_ACTIVITY:_
Each line in the entries below that holds the word "AppSettings" belongs in the answer.

_THE DATA:_
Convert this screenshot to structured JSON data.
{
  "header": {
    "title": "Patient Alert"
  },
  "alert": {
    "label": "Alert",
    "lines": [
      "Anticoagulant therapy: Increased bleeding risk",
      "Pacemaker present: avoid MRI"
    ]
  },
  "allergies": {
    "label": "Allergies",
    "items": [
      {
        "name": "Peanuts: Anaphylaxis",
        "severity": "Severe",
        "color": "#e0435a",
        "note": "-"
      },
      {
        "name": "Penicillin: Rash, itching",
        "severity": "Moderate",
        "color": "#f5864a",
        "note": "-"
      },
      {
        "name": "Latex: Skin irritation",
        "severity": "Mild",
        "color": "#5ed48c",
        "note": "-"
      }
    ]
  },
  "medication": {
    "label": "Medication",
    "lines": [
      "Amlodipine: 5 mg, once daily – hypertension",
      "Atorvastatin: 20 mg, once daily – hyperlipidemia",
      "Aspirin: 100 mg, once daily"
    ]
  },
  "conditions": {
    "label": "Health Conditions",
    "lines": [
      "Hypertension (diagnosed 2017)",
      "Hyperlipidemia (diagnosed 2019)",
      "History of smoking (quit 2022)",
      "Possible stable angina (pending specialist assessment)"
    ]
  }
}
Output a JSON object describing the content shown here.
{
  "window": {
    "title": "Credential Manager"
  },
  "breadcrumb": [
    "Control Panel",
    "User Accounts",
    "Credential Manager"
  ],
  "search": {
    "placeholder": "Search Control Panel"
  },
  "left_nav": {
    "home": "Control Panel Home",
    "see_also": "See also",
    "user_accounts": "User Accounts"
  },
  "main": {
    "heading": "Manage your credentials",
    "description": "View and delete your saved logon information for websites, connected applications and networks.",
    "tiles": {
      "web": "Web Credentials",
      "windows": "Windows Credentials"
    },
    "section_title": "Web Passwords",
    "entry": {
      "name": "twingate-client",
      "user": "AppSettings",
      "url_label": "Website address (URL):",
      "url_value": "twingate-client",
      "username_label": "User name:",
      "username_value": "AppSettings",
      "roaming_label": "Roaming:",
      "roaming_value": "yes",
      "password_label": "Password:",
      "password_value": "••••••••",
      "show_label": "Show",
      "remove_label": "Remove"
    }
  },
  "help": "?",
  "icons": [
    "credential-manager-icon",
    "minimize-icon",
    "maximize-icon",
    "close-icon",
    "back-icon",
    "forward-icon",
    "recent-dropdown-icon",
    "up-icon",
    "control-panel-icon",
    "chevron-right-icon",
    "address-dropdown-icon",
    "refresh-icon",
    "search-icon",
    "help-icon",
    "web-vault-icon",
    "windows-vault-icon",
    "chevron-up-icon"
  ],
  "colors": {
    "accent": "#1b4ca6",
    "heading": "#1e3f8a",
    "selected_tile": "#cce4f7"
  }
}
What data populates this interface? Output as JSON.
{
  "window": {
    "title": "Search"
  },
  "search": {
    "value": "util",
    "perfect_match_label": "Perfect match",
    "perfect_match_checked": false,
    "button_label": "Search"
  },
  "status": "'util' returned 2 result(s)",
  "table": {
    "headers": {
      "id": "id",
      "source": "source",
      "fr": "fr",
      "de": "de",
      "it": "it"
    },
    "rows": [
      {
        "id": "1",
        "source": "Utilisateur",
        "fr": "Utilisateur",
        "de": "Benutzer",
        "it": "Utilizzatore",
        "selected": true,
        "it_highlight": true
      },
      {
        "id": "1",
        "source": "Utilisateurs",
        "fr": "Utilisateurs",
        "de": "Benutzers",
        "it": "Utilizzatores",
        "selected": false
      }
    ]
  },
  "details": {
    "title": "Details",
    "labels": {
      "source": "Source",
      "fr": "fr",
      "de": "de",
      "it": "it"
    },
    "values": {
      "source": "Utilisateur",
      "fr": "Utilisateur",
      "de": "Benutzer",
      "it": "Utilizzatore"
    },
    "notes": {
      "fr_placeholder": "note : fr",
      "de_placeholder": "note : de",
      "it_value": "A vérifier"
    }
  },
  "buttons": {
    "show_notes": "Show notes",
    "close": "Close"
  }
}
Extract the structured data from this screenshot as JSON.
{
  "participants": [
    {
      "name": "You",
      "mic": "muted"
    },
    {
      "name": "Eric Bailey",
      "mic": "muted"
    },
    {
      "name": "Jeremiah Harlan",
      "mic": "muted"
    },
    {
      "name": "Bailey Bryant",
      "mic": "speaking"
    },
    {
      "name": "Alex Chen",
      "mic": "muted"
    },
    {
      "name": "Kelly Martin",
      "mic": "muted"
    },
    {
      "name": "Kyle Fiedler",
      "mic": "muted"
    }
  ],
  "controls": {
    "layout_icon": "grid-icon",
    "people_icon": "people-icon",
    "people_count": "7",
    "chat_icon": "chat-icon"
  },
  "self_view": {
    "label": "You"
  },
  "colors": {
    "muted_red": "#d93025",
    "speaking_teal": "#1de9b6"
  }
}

_SOLUTION BELOW:_
      "user": "AppSettings",
      "username_value": "AppSettings",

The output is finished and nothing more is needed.